_Prompt_. Only lines containing the string "selected" belong in the answer; find them in the records and copy them.
╭─ The input
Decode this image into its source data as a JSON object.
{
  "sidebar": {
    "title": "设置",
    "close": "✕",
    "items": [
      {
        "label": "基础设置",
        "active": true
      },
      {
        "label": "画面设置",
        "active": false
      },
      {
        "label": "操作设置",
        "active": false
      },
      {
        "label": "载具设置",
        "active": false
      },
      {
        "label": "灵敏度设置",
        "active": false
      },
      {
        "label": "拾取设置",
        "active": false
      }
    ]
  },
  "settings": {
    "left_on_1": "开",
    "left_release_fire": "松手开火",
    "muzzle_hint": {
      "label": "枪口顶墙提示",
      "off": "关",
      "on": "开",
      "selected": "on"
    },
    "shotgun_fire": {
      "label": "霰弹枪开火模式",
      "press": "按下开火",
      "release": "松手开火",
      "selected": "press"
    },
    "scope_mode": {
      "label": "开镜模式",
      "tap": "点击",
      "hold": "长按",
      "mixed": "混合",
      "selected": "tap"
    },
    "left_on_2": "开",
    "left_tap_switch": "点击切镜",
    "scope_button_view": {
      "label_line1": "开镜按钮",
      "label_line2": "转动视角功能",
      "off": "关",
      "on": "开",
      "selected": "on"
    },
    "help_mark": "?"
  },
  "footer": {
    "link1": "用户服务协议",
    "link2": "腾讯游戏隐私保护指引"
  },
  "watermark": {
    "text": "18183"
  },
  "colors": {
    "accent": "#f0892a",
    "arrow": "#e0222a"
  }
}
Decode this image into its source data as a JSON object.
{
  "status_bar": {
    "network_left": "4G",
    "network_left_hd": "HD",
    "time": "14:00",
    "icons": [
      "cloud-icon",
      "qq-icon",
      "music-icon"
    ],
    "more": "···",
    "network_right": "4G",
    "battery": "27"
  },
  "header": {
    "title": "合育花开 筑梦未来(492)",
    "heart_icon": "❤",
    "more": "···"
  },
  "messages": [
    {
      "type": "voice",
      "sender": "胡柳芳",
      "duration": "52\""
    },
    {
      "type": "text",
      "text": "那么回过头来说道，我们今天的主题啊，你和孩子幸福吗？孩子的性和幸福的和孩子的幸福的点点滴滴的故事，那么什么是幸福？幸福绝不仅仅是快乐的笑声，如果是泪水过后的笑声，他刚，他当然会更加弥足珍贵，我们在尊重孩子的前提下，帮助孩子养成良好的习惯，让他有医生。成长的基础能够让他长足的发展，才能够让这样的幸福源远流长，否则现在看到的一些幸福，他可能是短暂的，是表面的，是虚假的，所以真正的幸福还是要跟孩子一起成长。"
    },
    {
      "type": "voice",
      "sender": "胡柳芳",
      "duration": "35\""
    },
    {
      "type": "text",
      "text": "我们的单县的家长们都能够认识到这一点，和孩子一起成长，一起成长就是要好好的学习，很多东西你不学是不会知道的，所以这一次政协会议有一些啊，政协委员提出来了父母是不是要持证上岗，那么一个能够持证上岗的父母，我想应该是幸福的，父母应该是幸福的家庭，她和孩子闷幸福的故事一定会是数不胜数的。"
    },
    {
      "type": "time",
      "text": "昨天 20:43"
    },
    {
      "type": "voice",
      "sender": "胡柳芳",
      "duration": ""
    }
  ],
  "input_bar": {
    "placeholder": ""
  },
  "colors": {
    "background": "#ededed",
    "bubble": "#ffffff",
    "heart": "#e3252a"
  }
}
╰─
_Answer to this exercise_.
      "selected": "on"
      "selected": "press"
      "selected": "tap"
      "selected": "on"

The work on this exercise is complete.